In 2009, Keene was ranked "prettiest town in Canada" by Harrowsmith Country Life magazine due to its distinct blend of rustic shops, skilled artisans, beautiful gardens, and rich history. All these unique features will be highlighted tomorrow, May 15th, when the Keene Farmers' Market re-opens for the 2015 season
community food security
Big yellow taxi was one of the first Canadian songs I learned. A friend of mine had a copy of Ladies of the Canyon where the song was first released. Its environmental theme appealed to me and its catchy chorus became forever etched into my memory. From that point on, any cursory glance at parking lots would bring back Joni Mitchell’s playful alliteration:
They paved paradise
And put up a parking lot.
Do you know how much it costs to follow a healthy diet in Ontario? If you are not sure and want to find out, you can ask your local health unit, they have the answers.

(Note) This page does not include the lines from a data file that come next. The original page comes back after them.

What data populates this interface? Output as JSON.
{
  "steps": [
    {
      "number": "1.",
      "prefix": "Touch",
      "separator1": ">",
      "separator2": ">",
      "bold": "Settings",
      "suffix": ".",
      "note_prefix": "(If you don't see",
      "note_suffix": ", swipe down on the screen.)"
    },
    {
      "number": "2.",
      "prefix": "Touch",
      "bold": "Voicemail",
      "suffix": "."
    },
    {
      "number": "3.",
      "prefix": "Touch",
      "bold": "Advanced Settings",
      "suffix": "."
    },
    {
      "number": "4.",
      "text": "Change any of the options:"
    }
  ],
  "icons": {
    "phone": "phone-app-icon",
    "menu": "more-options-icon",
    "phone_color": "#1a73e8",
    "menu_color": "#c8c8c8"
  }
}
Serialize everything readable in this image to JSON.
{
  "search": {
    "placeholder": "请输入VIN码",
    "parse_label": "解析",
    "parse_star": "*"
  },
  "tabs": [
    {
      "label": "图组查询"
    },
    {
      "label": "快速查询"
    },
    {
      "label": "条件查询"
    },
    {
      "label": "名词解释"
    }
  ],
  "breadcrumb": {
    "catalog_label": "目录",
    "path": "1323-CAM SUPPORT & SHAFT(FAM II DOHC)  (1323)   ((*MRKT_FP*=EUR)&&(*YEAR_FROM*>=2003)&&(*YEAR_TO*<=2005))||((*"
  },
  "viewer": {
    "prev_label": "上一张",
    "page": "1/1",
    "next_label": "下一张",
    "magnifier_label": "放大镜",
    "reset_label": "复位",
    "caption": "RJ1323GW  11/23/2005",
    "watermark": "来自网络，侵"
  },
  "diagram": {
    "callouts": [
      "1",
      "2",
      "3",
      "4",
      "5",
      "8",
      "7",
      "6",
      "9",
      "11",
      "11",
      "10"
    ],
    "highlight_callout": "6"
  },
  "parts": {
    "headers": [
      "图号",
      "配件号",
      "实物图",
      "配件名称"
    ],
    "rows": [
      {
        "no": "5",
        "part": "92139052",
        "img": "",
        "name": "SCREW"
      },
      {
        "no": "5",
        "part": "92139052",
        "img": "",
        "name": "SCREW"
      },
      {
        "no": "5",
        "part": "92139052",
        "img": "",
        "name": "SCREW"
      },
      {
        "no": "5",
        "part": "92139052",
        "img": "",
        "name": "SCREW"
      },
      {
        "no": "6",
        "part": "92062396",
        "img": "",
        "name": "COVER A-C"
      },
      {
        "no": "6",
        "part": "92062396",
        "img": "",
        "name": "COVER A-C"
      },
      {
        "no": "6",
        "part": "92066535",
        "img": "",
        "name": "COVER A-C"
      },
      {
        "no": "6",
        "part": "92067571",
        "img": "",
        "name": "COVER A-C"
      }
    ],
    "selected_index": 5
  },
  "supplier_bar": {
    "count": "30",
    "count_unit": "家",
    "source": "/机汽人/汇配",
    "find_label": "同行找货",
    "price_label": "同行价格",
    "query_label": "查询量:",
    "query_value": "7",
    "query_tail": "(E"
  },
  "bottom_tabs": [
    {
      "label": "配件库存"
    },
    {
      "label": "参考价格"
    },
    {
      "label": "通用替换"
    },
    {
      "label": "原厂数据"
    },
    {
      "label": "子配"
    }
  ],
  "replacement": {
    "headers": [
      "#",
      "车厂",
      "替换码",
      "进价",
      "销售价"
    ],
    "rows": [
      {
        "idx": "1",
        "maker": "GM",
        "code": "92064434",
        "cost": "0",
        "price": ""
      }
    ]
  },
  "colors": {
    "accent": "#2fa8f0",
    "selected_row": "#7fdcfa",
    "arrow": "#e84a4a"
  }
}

In fact, they have been gathering answers to this question for the past 6 years throughout the province, and for close to 25 years here in Peterborough.
For the past 9 months, St Andrew's United Church in Peterborough has been the site of a mouth-watering pilot project called A Taste of Nourish. Every other week until September and weekly since then, participants have been invited to enroll in cooking classes designed to grow access to healthy food and enhance food skills. Participants' feedback and a recently conducted evaluation have taught us that this initiative is having a positive impact.
On December 14th, along with over 30 community members, I had the opportunity to participate in a Walk of Hope and friendships. For the second year in a row, organizers of the event wanted to grow a symbolic garland of lights, streaming together bright landmarks of social justice throughout the city of Peterborough.
Under the leadership of the Community Foundation of Greater Peterborough, Vital Signs brought together community leaders and stakeholders, professional consultants and statisticians, as well as everyday citizens in assessing our regional vitality. The purpose is to understand and evaluate how we, as a community, are doing across a number of “issue areas,” while helping us identify significant trends, and highlight our community’s needs and strengths.
I enjoy gardening for lots of reasons. One of them is seeing how powerful a small item, such as a seed, can be. Kale seeds, for instance, are really small, yet they have the power to yield such nutritious meals, beauty, conversations and community. Why conversations and community? Because I plant most of my kale in my front yard. As a result kids in my neighbourhood and some of their parents ask me about those strange vegetables that grow in my yard. I also get lots of questions about how to cook kale.
I mentioned in my last post that most of the seeds sold and/or exchanged at Seedy Sunday were heirloom ones. You may wonder what is meant by that. In general, heirloom seeds are defined as old, open-pollinated cultivars. In other words, these seeds were introduced before the 1950s and when planted they should grow 'true to type.'
Do you have a fruit tree which produces more than you can use? If so, would you be interested in calling gleaners to the rescue? They can come, collect the fruit from your tree and leave you a third of the harvest or simply pick what you don't want. It's a win-win solution! No more mess and an opportunity to support people who may not have access to healthy, local food.
Early on weekend mornings, before the sun rises, I take Maddi for long walks. One of our favourite hikes takes us to a large community garden, near the Lift Lock. Surrounded on three sides by bushes and trees, the garden has all the appearance of a secret one. Usually, by the time we get there, the light starts to peak out in the sky. Yesterday morning, as we walked by the garden, the trees were glistening with snow and frost. There was no one around, the air was crisp with cold and the snow was crunchy under my feet.